Former NWA Women’s World Champion Thunder Rosa was on the latest episode of the AEW Unrestricted podcast with Aubrey Edwards and Tony Schiavone. Rosa discussed her epic Lights Out match against Britt Baker on Dynamite, and she also explained the origins of her in-ring name and how part of it originates from her time working as a social worker.

“I worked with one of my friends. He used to be an announcer for a show that I used to go, and I used to drive with him and my husband all the time,” Rosa said. “So I was working at Thunder Road. I was a supervisor of two men units and one female unit. It was 45 kids between 13 and 18 that have mental health and alcohol and drug issues, severally abused, that came from juvi. It was hard place to work. So I started training there, and all the kids used to tell me I was crazy because we had sofas and I was doing flips on the sofas.

“It was ridiculous, and then we riding for a show. I was still a ring girl at that time, and we’re talking about a name that can be marketable. He said, ‘What about Thunder Rosa since Thunder is American, and Rosa sounds Latino.’ We kept Thunder for Thunder Road, and Rosa just to keep it Latino. I just wanted to make sure that we married both things at the same time. I’m here in America, but I’m still Latina. The whole sugar-face skull stuff happened afterwards in another promotion. They needed a representative of Latino culture. What better way than to do the sugar skull so we can draw more Mexicans here.

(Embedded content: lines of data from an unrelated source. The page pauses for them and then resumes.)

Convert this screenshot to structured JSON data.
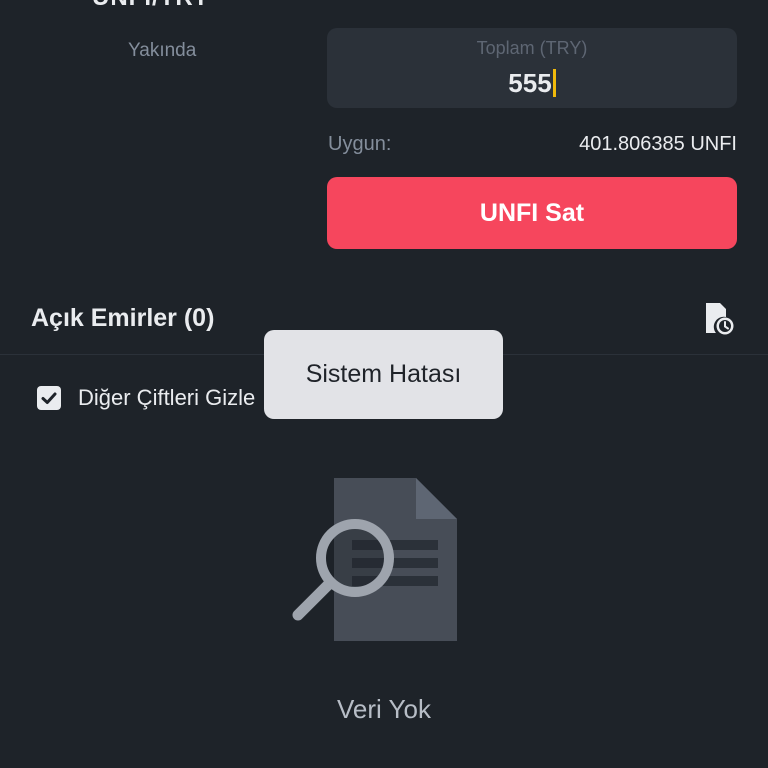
{
  "header": {
    "pair_title": "UNFI/TRY",
    "soon_label": "Yakında"
  },
  "order_form": {
    "total_label": "Toplam (TRY)",
    "total_value": "555",
    "available_label": "Uygun:",
    "available_value": "401.806385 UNFI",
    "sell_button_label": "UNFI Sat"
  },
  "open_orders": {
    "title": "Açık Emirler (0)",
    "hide_other_pairs_label": "Diğer Çiftleri Gizle",
    "hide_other_pairs_checked": true,
    "empty_state_text": "Veri Yok"
  },
  "toast": {
    "message": "Sistem Hatası"
  },
  "icons": {
    "history": "order-history-icon",
    "empty_state": "document-search-icon",
    "checkbox": "checkmark-icon"
  },
  "colors": {
    "background": "#1e2329",
    "field_background": "#2b3139",
    "sell_red": "#f6465d",
    "cursor_yellow": "#f0b90b",
    "text_primary": "#eaecef",
    "text_secondary": "#848e9c",
    "toast_background": "#e2e3e7"
  }
}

“They painted my face only on that promotion, and I didn’t like it. I just wanted to be considered a good wrestler by my own self not because I was Latina and not because I was a luchadora because I never trained lucha in my life until I went to Japan and then it didn’t work. So when I went to Japan, and my character wasn’t going over, and I had a concussion and I was out for a whole month, my husband brought it up again. He’s like, ‘You have to represent what just happened to you. You almost died and painting half of your face is that. You’re half dead, half alive and just do it.’ It just took off. It really took off.”

Rosa got her first exposure on TV through Lucha Underground. She has said on The Wrestling Inc. Daily that if she was Thunder Rosa in Lucha Underground, she would be in WWE. However, she was Cobra Moon in Lucha Underground, and she described her experience there on AEW Unrestricted.

“Oh man, that was awful,” Rosa expressed. “Wrestling with a mask was not fun. My first match, I was with a veteran. I’m not going to say his name. I had this mask that didn’t fit me. The shoes were two sizes too big. This gear was riding on my poor vajayjay because it was made for somebody else. I remember getting in the ring with this person. I’m trying to be respectful because I’m a greeny. The guy is yelling at me the whole entire time we’re putting the match together.

“He’s like, ‘You are going to do this! you’re going to do that!’ And I’m like, ‘Sir, ‘I don’t train lucha.’ I don’t know how to do. ‘Well, you’re going to learn how to do it now.’ So I literally had to pull all these stunts out of my a**, and I did this slingshot headscissors to the outside because it’s Lucha Underground, and I pulled it off, but then I messed up the finish. Never mess up the finish ever! I totally understand why he was so upset. He had to put this green girl with no experience on her first match on Lucha Underground. So I will never forget how poorly I was treated and how little I felt.

“I felt like I was nobody, and ever since then, I promised myself I will never ever treat another person like that in the ring if it’s their first match. I don’t care how un-experienced they are. I don’t care where we are. We’ll work on it. I don’t like when people are treated bad ever, and if I will lose my job because I stand up for that, I will do it because I have been treated like that so many times. And I’m so sick and tired of people doing that to other people just because they’re like, ‘I’m a veteran.’ I’m like, ‘Nah dude, I’m a human being. You should treat people with respect.'”

Rosa has been outspoken for her desire to empower women and has been a champion of women’s wrestling. She continued and talked about the help she got in Lucha Underground, but she noted that Lucha Underground was also her first experience with contracts.

“Things started getting better because I started asking questions,” Rosa stated. “I started learning from Rey Mysterio, the Guerrero’s [and] are all kinds of people, and I was like, oh this is how you do business. I picked up the right things from the right people because there’s a lot of things that I saw, and I was like, I don’t like this at all. I’m not gonna be like that, but I was smart enough to know that that’s not how you behave.

“I always say that if I was going to earn something, I was going to earn it because I worked really hard and people respected my work. Contract wise, we got screwed over with the contracts. A lot of us, after Lucha Underground went down, they didn’t let us go out or work on TV and do a bunch of stuff. So it was rough. That was my first experience with contracts because I wasn’t even one year in the business, and I didn’t have the money to pay a lawyer. So I was just so excited, and I signed that contract and then I was like, oh, I’m stuck.”

If you use any quotes from this article, please credit AEW Unrestricted with a h/t to Wrestling Inc. for the transcription.